“Your blessings work in mysterious ways. So you gotta keep the faith and run the race,” he said.
The Jordan Park redevelopment project will be done in four phases and is expected to be completed by 2024.
Along 22nd Street near Jordan Park and the Woodson Museum is also the African American Heritage Trail, detailing the rich history of that corridor.
With that, the City of St. Petersburg is also investing tens of millions of dollars to redevelop 22nd Street, including two new parks, underground utilities, and re-doing the sidewalks.
“It will be thriving again. 22nd Street used to be the heartbeat of the African American community, the main corridor,” Johnson described. “We have started improvements with that, with the arts district just north and we would like to continue that all the way south into say 17, 18th Avenue South.”
The Woodson Museum also started a campaign this month to raise $27 million dollars for a much larger facility dedicated to African American history in St Pete.
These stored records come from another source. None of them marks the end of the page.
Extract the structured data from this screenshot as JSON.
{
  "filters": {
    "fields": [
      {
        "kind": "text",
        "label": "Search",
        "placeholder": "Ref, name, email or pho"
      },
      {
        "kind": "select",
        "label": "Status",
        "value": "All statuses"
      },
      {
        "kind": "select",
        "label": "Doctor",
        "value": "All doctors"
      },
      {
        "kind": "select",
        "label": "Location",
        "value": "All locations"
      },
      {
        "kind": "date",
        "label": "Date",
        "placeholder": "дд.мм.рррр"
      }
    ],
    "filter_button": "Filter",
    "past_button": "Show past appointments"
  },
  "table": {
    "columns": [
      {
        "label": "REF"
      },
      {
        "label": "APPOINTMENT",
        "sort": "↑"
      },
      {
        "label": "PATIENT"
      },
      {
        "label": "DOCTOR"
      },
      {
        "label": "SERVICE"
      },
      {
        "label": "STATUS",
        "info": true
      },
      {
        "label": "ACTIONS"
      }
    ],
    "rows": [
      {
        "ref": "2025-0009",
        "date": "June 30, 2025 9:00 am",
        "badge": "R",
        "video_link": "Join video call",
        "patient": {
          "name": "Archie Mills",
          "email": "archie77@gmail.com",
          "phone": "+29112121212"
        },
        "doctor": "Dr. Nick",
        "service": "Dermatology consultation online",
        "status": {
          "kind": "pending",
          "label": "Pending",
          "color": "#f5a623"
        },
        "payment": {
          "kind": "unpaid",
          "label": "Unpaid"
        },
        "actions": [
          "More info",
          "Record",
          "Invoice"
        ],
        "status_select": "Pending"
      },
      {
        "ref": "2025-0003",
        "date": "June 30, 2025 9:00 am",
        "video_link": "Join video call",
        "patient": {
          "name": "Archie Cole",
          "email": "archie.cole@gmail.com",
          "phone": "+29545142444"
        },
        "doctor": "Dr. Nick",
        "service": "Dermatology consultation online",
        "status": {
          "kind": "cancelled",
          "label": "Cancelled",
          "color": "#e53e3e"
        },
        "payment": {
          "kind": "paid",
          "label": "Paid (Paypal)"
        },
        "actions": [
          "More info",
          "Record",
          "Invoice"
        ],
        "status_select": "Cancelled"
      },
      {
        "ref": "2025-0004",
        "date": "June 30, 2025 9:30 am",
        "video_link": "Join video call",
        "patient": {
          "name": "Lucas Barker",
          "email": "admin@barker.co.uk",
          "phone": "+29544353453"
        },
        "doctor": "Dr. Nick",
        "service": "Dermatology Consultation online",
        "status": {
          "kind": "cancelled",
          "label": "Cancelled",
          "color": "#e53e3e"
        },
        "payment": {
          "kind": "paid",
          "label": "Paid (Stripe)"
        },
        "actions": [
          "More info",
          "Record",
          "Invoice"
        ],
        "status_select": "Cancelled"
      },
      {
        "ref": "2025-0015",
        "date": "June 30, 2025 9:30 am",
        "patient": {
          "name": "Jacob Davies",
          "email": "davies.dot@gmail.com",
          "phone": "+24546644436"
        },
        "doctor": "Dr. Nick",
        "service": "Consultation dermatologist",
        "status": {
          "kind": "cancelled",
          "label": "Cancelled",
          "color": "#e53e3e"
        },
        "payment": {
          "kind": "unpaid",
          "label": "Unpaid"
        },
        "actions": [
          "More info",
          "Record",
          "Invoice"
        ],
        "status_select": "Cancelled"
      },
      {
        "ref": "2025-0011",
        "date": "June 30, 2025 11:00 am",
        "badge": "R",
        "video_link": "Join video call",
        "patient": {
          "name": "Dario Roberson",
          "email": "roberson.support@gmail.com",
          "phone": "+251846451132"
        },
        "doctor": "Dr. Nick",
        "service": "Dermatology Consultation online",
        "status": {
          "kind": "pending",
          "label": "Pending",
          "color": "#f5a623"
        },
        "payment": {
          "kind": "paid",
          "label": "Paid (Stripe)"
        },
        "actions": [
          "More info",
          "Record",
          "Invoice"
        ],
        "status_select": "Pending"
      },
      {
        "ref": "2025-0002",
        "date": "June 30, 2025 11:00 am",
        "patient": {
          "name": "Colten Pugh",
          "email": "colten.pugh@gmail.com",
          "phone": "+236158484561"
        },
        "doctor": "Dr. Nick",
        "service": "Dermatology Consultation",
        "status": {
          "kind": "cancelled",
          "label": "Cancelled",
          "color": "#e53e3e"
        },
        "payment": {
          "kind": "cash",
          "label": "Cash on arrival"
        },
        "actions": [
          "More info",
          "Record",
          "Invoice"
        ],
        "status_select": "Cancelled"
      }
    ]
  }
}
To donate, click here.
In-depth history of the Jordan Park area during segregation
According to a report by the St Petersburg Community Planning And Preservation Commission to make the Jordan Park Administration building a historic landmark in 2021:
"Adding to the segregation of business and residential zones that had existed in practice since almost the earliest days of St. Petersburg’s establishment, the City adopted a formal policy of racial zoning, which remained part of the City Charter from 1931 to 1971. Guidelines established by the Federal Housing Authority (FHA) for awarding development funds, including those being sought by the City of St. Petersburg may have had an influence on the adoption of these policies. The FHA’s guidance on the “Rating of Location” included the requirement that neighborhoods be evaluated in part based on the “protection against… a change in social or racial occupancy,” meaning that areas governed by rigid policies of racially segregated zoning were favored. Coupled with the desire to create a “beautified” downtown area that could be promoted to tourists, St. Petersburg’s now-strengthened policy of racial segregation resulted in the establishment and enforcement of the limitation of African American residential and business properties’ location to an area generally between 6th Ave. S. and 15th Ave. S., and 18th St. S. and 31st St. S. beginning in 1936. Known as the Deuces, a commercial “Main Street” emerged along 22nd St. S. as racially segregated zoning was put into effect and grew substantially during the 1950s.
Because Black residents were required to live and stay in their own communities after dark, African American owned and operated businesses, churches, and institutions developed to serve the needs of their residents. This contributed to the creation of a small Black middle class. By 1920, the African American labor force included 18 teachers, 10 grocery store owners, seven barbers, seven tailors, six ministers, four insurance agents, four restaurant owners, two doctors, one dentist, and one hospital superintendent which accounted for 6.7% of the local Black working population. The growth of the Black middle class during the 1910s and 1920s led to the establishment of a local chapter of the National Association for the Advancement of Colored People (NAACP) to defend against the worst of the racial discrimination. In counterpoint, the Ku Klux Klan, which championed white supremacy, grew increasingly active during the subsequent decades.
During this era, the Jordan Park Housing Complex was built in the African American community centered around 22nd St. S. With overcrowding and substandard housing conditions rampant in the city’s Black neighborhoods, reformers turned to the federal government for assistance in slum removal. The two phases of construction spanning 1939 through 1941 incorporated 446 apartments. Like the nearby school, the housing complex was also named for Elder Jordan, Sr., who had died in 1936. The public housing was a success with full occupancy. It provided improved housing to hundreds, but the all-Black complex also reinforced segregation and the “separate but equal” construction of facilities."